After leaving the Marine Corps and finishing my undergraduate degree, I took a job as a regional HR manager for a large defense contractor. At the time, I wasn’t sure why the company (which will remain nameless for the sake of this article) was willing to hire a Marine with no real human resources experience for such a role, with hundreds of employees and multiple facilities under my jurisdiction, but they offered me more money than I asked for, so I stopped asking questions and got to work ironing my suits.

Unbeknownst to me, the company was in the midst of a significant transition, and I would be the face of countless layoffs and terminations, as well as being in charge of the recruiting effort necessary to re-staff my region and help create the company’s new vision for the 21st century. My wife was working as a corporate recruiter in the tech and pharmaceutical fields at the time, so the two of us spent many a late night trolling through resumes together, tossing ones back and forth that might fit into a spot in each of our respective organizations. I hated working in human resources. Crying employees that I couldn’t throw out of my office, hurt feelings taking up bullet points in my reports to management, and driving a thousand-plus miles a week between facilities really started to take a toll…but my biggest stress wasn’t the company’s fault.

I was hired as part of a concerted effort to bring in more veterans. Our company was a DoD contractor, but the nature of our work required pretty specific qualifications that no occupational specialty in the military lent itself to in particular. Despite that, the company was yielding to pressure from its government contracts to hire more veterans, and I brought with me a sense of duty to my fellow service members that required I make every effort to help find good vets good jobs. We had the will to hire, we had the positions to fill, but the issue I ran into time and time again was actually the efforts of the veterans themselves.

Now, I’ve read a million articles about the mistakes veterans make when entering the private sector. “Don’t use military acronyms,” “don’t mention your post-traumatic stress disorder,” and “don’t act too robotic,” are common ones you can find by searching “veteran problems job hunting”—and frankly, they’re each silly.

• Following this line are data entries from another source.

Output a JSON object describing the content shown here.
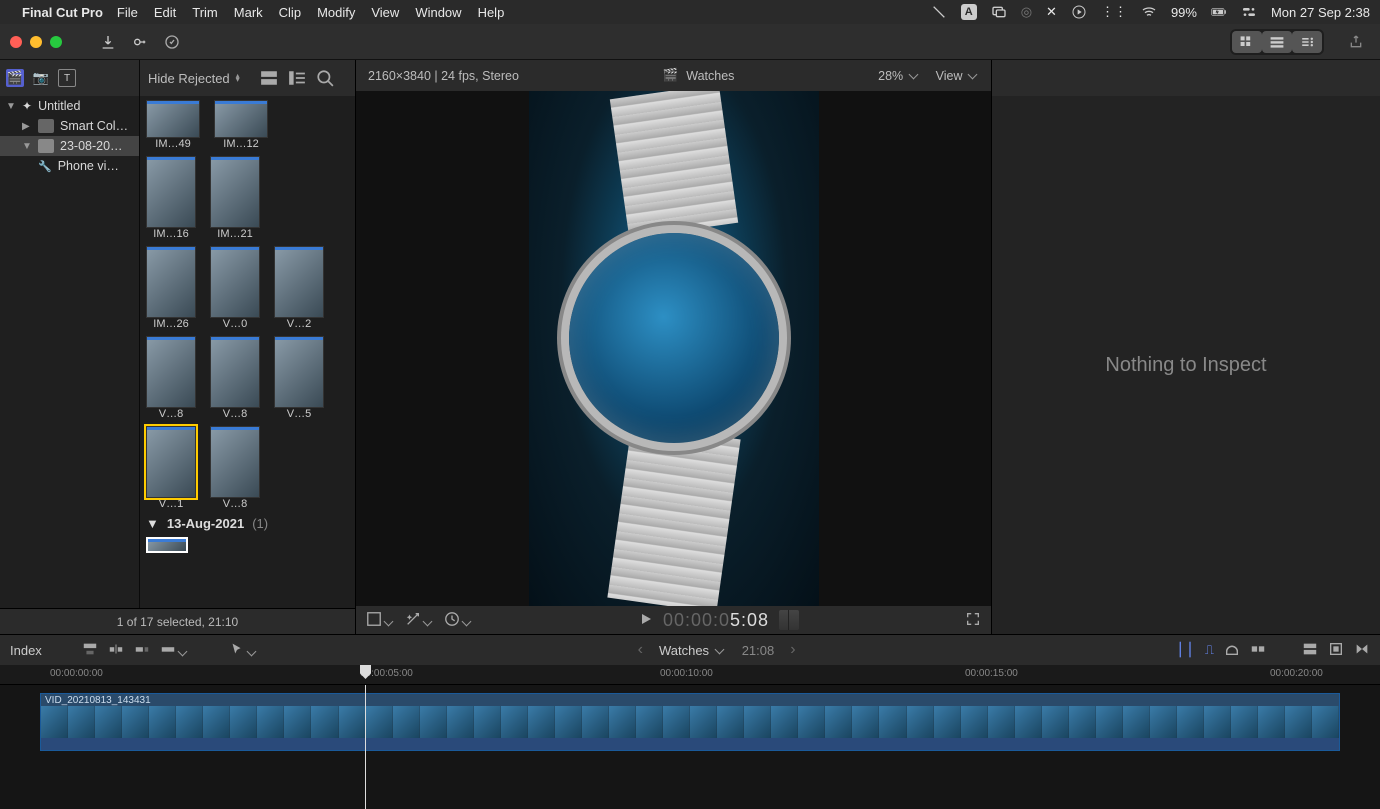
{
  "menubar": {
    "app": "Final Cut Pro",
    "items": [
      "File",
      "Edit",
      "Trim",
      "Mark",
      "Clip",
      "Modify",
      "View",
      "Window",
      "Help"
    ],
    "battery": "99%",
    "clock": "Mon 27 Sep  2:38"
  },
  "library": {
    "hide_rejected": "Hide Rejected",
    "sidebar": {
      "rows": [
        {
          "label": "Untitled",
          "icon": "library",
          "expanded": true,
          "indent": 0
        },
        {
          "label": "Smart Col…",
          "icon": "folder",
          "expanded": false,
          "indent": 1
        },
        {
          "label": "23-08-20…",
          "icon": "event",
          "selected": true,
          "indent": 1
        },
        {
          "label": "Phone vi…",
          "icon": "keyword",
          "indent": 2
        }
      ]
    },
    "clips": {
      "row1": [
        {
          "n": "IM…49"
        },
        {
          "n": "IM…12"
        }
      ],
      "row2": [
        {
          "n": "IM…16"
        },
        {
          "n": "IM…21"
        }
      ],
      "row3": [
        {
          "n": "IM…26"
        },
        {
          "n": "V…0"
        },
        {
          "n": "V…2"
        }
      ],
      "row4": [
        {
          "n": "V…8"
        },
        {
          "n": "V…8"
        },
        {
          "n": "V…5"
        }
      ],
      "row5": [
        {
          "n": "V…1"
        },
        {
          "n": "V…8"
        }
      ]
    },
    "group_date": "13-Aug-2021",
    "group_count": "(1)",
    "status": "1 of 17 selected, 21:10"
  },
  "viewer": {
    "info": "2160×3840 | 24 fps, Stereo",
    "title": "Watches",
    "zoom": "28%",
    "view_label": "View",
    "timecode_gray": "00:00:0",
    "timecode_frame": "5:08"
  },
  "inspector": {
    "empty": "Nothing to Inspect"
  },
  "timeline": {
    "index": "Index",
    "title": "Watches",
    "duration": "21:08",
    "ruler": [
      "00:00:00:00",
      "00:00:05:00",
      "00:00:10:00",
      "00:00:15:00",
      "00:00:20:00"
    ],
    "clip_name": "VID_20210813_143431"
  }
}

Hiring managers, like everyone else, come to the table with their own preconceived biases regarding the military. Some may love your veteran status, others may shy away from it. Some may have served and won’t be confused or befuddled by your use of crazy military sayings like “good to go,” others may not even recognize your language as uniquely military. The point is, hiring managers are people, and making broad assumptions about what will please them is a silly thing to try to do.

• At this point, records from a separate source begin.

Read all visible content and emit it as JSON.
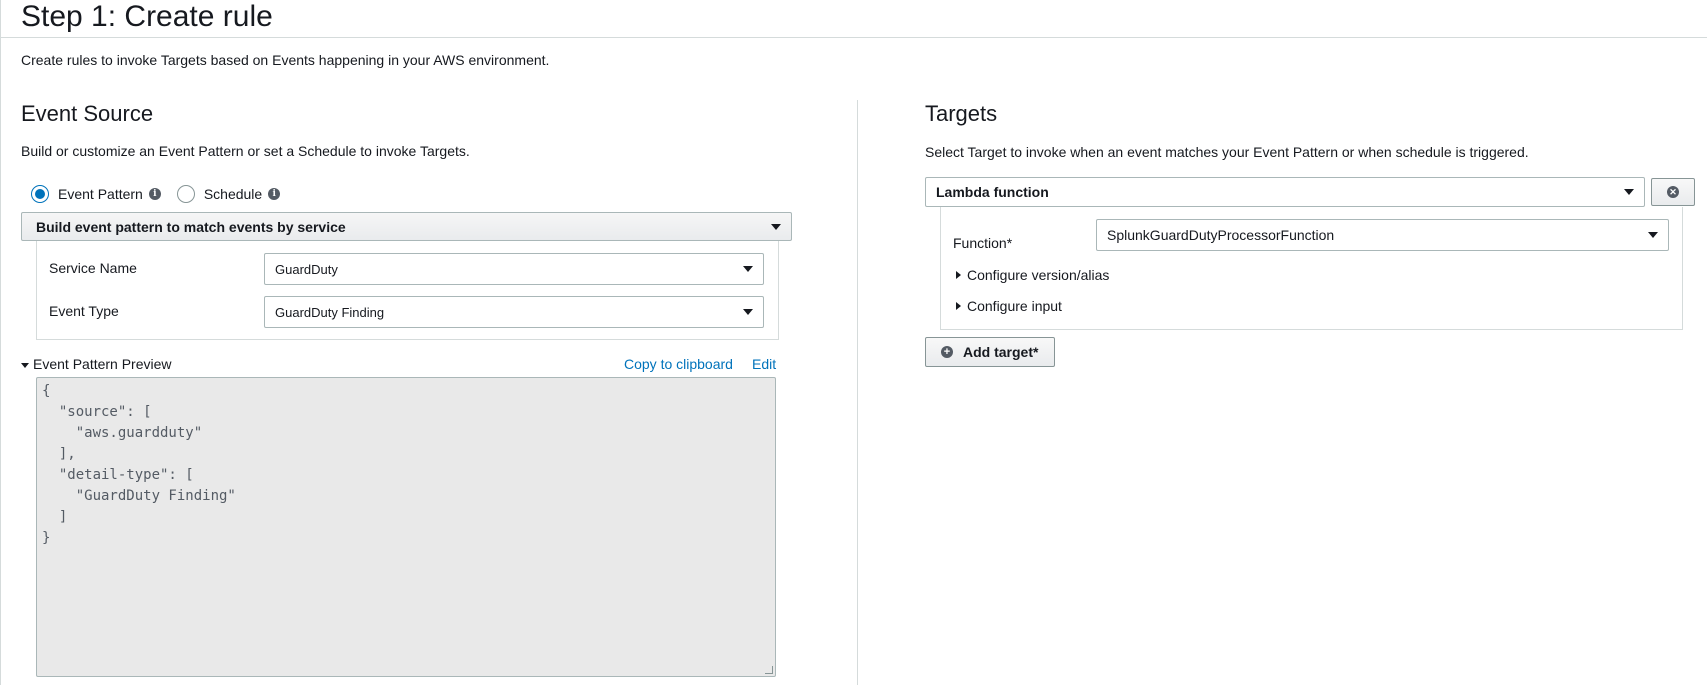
{
  "page": {
    "title": "Step 1: Create rule",
    "description": "Create rules to invoke Targets based on Events happening in your AWS environment."
  },
  "event_source": {
    "title": "Event Source",
    "description": "Build or customize an Event Pattern or set a Schedule to invoke Targets.",
    "radio_event_pattern": "Event Pattern",
    "radio_schedule": "Schedule",
    "selected_radio": "Event Pattern",
    "builder_dropdown": "Build event pattern to match events by service",
    "service_name_label": "Service Name",
    "service_name_value": "GuardDuty",
    "event_type_label": "Event Type",
    "event_type_value": "GuardDuty Finding",
    "preview_label": "Event Pattern Preview",
    "copy_link": "Copy to clipboard",
    "edit_link": "Edit",
    "pattern_code": "{\n  \"source\": [\n    \"aws.guardduty\"\n  ],\n  \"detail-type\": [\n    \"GuardDuty Finding\"\n  ]\n}"
  },
  "targets": {
    "title": "Targets",
    "description": "Select Target to invoke when an event matches your Event Pattern or when schedule is triggered.",
    "target_type": "Lambda function",
    "function_label": "Function*",
    "function_value": "SplunkGuardDutyProcessorFunction",
    "configure_version": "Configure version/alias",
    "configure_input": "Configure input",
    "add_target": "Add target*"
  },
  "colors": {
    "link": "#0073bb",
    "radio_selected": "#0073bb",
    "border": "#aab7b8",
    "code_bg": "#e9e9e9"
  },
  "icons": {
    "info": "info-icon",
    "remove": "close-circle-icon",
    "add": "plus-circle-icon",
    "caret": "caret-down-icon"
  }
}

Instead of trying your best to pretend to be something you’re not, stop trying to passively manage the way civilian interviewers perceive you, and start actively managing your own brand. The intent should not be to find just any job, it should be to find the right job, and if you love using your Army slang around the watercooler, pretending you don’t for a five-minute meet-and-greet won’t make you fit in with an organization that would really prefer you kept your acronyms to yourself. An interview should be a two-way street, wherein the hiring manager assesses how well you’d fit in with the company, and you assess whether or not you’d want to.

Start to look at yourself as your own company. Don’t approach the interview like an unemployed vagrant with your hat in your hand, praying for a bit of charity in the form of a paycheck, act like a business that’s interested in pursuing a partnership with a new organization. What does your brand bring to the table that can benefit this organization? What does this organization offer that can benefit you? With that in mind, establishing a partnership with a new business does require that you have your ducks in a row, so in order to effectively prepare for an interview, I recommend using the tried and true Marine Corps tactic known as B.A.M.C.I.S. Traditionally, B.A.M.C.I.S.  breaks down as such:

  • Begin planning
  • Arrange recon
  • Make recon
  • Complete planning
  • Issue orders
  • Supervise

By following each of those steps, you can produce one heck of a five-paragraph Marine Corps order, but with a slight variation on terminology and methodology, you can also land yourself a job interview.

Begin planning

Identify an industry that you’d like to pursue working in, then identify companies that exist within that industrial sphere. Once you’ve done that, you can start to look for openings you’re qualified for in each of those businesses. It can be much easier to find open positions by choosing companies first, then going to their websites to look on the “careers” section, rather than trolling through Monster or Indeed for days on end.